A few choice excerpts:

Last Sunday we met you for the first time. Remember Sunday? It was a day of disappointments. The weather was disappointing. Your crowds both at the St. Paul and Minneapolis auditoriums were disappointing (a Twin Cities total of something like 25,000 was expected and the combined total was only about 6,000). And Elvis, we're sorry to say it, but your act was disappointing.

Do you wonder why flops No. 2 in St. Paul and No. 3 in Minneapolis happened? Oh, they'll blame the weather and Mother's Day and anything else. We've been asking around, though, and I'll tell you one big reason: Moms and Dads had seen you on TV and didn't like your unnecessary bump-and-grind routine.

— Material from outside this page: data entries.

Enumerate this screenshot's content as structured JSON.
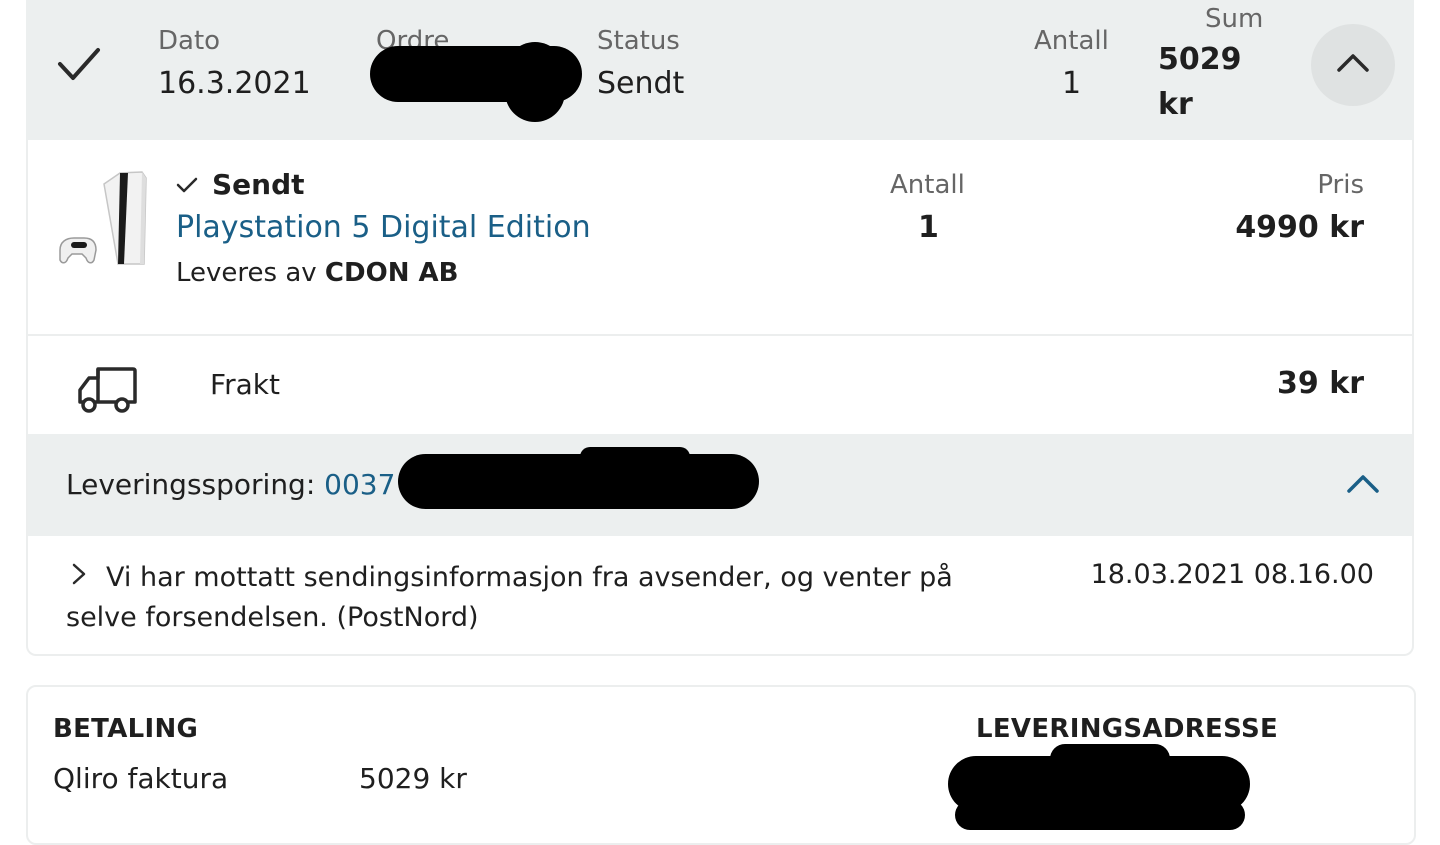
{
  "order_header": {
    "date_label": "Dato",
    "date_value": "16.3.2021",
    "order_label": "Ordre",
    "status_label": "Status",
    "status_value": "Sendt",
    "quantity_label": "Antall",
    "quantity_value": "1",
    "sum_label": "Sum",
    "sum_value_line1": "5029",
    "sum_value_line2": "kr"
  },
  "item": {
    "status": "Sendt",
    "name": "Playstation 5 Digital Edition",
    "delivered_by_prefix": "Leveres av",
    "seller": "CDON AB",
    "quantity_label": "Antall",
    "quantity_value": "1",
    "price_label": "Pris",
    "price_value": "4990 kr"
  },
  "shipping": {
    "label": "Frakt",
    "price": "39 kr"
  },
  "tracking": {
    "label": "Leveringssporing:",
    "number_visible": "0037",
    "event_text": "Vi har mottatt sendingsinformasjon fra avsender, og venter på selve forsendelsen. (PostNord)",
    "event_time": "18.03.2021 08.16.00"
  },
  "payment": {
    "heading": "BETALING",
    "method": "Qliro faktura",
    "amount": "5029 kr"
  },
  "delivery_address": {
    "heading": "LEVERINGSADRESSE"
  },
  "colors": {
    "header_bg": "#ecefef",
    "link": "#1a5f87",
    "redaction": "#000000"
  }
}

Why, Elvis, do you resort to your "Pelvis Presley" routine? You'd better drop it before more and more people drop you.



Despite the poor reviews, fans ate up the performance and relished the opportunity to see the rising star in person. Elvis even took the time to sign a few autographs with fans backstage after the show. Elvis Presley guitarist Scotty Moore has a surprisingly detailed history of the Minneapolis Auditorium at his website.


In the 1960s, the Minneapolis Auditorium's role as a concert venue was at its peak. In that decade, artists including Aretha Franklin, the Doors, Simon and Garfunkel, Tony Bennett, U2, and Jimi Hendrix. Photos of Jimi Hendrix's show recently resurfaced on history site Old Minneapolis, taken in the front row of the concert by fan Lindsay Smith.


The Auditorium was demolished in 1989 to make room for the Minneapolis Convention Center.


Clean Water Land & Legacy Amendment
This activity is made possible in part by the Minnesota Legacy Amendment’s Arts & Cultural Heritage Fund.